-- Given information follows --

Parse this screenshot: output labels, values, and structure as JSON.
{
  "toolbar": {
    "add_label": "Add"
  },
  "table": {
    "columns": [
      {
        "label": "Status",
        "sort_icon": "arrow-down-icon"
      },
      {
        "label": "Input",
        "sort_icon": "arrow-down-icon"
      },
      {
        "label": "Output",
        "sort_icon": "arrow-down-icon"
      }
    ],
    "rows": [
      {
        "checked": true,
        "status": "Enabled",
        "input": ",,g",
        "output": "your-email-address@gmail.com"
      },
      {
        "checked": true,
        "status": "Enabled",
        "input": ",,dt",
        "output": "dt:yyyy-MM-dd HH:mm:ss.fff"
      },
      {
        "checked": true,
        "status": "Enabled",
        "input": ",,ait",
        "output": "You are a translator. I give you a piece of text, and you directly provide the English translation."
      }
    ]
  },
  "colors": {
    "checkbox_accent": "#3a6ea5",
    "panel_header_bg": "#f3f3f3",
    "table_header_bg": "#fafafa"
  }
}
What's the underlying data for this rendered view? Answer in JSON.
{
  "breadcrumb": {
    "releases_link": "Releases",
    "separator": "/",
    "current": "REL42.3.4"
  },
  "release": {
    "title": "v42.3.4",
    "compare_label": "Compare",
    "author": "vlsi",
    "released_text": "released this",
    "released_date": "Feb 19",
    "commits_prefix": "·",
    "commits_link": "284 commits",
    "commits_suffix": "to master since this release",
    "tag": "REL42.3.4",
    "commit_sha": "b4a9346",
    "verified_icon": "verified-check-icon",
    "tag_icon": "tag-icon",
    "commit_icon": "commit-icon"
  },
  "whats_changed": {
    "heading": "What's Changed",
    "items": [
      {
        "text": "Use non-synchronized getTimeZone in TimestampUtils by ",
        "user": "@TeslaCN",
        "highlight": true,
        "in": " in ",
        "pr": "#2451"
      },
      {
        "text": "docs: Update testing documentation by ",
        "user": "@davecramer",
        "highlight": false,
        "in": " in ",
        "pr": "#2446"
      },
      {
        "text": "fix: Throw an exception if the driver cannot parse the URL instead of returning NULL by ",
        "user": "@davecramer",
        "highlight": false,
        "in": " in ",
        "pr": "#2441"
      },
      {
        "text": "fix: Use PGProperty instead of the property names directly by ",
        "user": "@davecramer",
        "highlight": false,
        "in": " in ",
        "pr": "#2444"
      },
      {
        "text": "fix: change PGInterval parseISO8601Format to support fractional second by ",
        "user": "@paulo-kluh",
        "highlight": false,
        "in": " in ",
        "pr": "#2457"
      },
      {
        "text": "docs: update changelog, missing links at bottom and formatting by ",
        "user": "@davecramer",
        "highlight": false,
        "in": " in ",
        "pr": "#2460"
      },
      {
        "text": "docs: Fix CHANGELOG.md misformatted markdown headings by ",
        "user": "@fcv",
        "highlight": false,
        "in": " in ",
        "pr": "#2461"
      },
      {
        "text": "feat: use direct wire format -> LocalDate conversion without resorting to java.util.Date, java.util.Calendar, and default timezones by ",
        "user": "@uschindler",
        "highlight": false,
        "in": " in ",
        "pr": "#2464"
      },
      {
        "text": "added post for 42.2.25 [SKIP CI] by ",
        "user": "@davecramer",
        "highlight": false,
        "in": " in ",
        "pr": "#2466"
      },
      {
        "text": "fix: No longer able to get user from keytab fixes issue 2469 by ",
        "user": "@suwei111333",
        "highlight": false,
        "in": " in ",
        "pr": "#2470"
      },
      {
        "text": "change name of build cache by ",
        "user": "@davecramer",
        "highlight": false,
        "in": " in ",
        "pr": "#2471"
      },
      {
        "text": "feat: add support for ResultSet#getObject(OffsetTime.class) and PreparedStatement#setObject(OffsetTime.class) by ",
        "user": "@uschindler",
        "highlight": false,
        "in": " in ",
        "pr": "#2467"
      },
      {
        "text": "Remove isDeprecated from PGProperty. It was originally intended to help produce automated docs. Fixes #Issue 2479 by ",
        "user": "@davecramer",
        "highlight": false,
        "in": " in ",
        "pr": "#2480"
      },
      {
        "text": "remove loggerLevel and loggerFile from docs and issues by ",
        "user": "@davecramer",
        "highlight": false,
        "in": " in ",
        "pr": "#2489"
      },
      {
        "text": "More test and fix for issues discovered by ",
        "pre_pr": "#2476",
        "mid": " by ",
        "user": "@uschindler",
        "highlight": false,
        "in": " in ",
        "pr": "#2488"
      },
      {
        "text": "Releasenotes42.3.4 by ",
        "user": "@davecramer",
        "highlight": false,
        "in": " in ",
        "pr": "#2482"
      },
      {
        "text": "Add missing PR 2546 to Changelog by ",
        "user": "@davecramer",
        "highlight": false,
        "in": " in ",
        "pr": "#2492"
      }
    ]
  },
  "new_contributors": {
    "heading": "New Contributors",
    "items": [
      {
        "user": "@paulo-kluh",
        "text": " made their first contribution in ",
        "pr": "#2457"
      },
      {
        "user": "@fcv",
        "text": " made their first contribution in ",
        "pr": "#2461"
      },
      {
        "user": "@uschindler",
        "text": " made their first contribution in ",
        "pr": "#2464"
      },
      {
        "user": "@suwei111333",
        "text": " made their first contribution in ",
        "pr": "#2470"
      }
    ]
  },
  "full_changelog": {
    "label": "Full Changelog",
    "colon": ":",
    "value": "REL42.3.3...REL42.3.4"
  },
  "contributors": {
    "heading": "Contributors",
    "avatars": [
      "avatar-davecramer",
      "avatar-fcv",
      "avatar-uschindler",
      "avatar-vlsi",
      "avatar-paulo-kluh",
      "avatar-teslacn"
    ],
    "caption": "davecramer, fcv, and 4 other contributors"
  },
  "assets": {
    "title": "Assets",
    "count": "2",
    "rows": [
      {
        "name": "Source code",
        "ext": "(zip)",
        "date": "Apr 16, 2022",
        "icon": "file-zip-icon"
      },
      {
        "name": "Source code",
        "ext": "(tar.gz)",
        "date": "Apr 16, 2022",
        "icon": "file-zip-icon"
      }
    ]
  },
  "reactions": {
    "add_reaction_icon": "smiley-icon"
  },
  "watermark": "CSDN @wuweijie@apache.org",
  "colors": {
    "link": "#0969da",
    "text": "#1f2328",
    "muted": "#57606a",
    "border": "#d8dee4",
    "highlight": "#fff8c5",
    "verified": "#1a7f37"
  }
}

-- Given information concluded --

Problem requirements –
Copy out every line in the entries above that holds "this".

Written reply –
Parse this screenshot: output labels, values, and structure as JSON.
What's the underlying data for this rendered view? Answer in JSON.
    "released_text": "released this",
    "commits_suffix": "to master since this release",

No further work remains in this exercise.